[What is being asked] Gather each line of the records where "caption" appears.

Records supplied section start

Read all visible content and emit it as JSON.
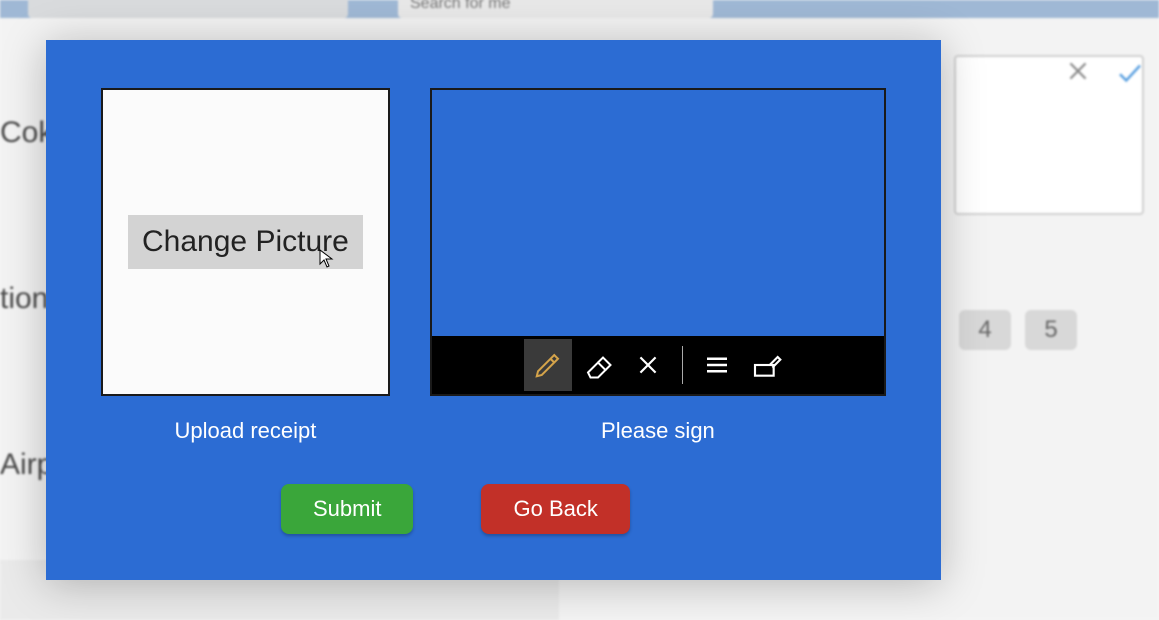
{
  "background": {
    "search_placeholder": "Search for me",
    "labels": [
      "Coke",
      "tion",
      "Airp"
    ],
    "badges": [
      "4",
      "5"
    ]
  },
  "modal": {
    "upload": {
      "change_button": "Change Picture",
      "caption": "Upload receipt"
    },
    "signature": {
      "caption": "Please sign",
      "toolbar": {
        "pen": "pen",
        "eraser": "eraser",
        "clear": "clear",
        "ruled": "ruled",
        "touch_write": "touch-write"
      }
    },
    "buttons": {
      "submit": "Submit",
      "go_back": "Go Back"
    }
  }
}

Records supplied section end

[The answer]
      "caption": "Upload receipt"
      "caption": "Please sign",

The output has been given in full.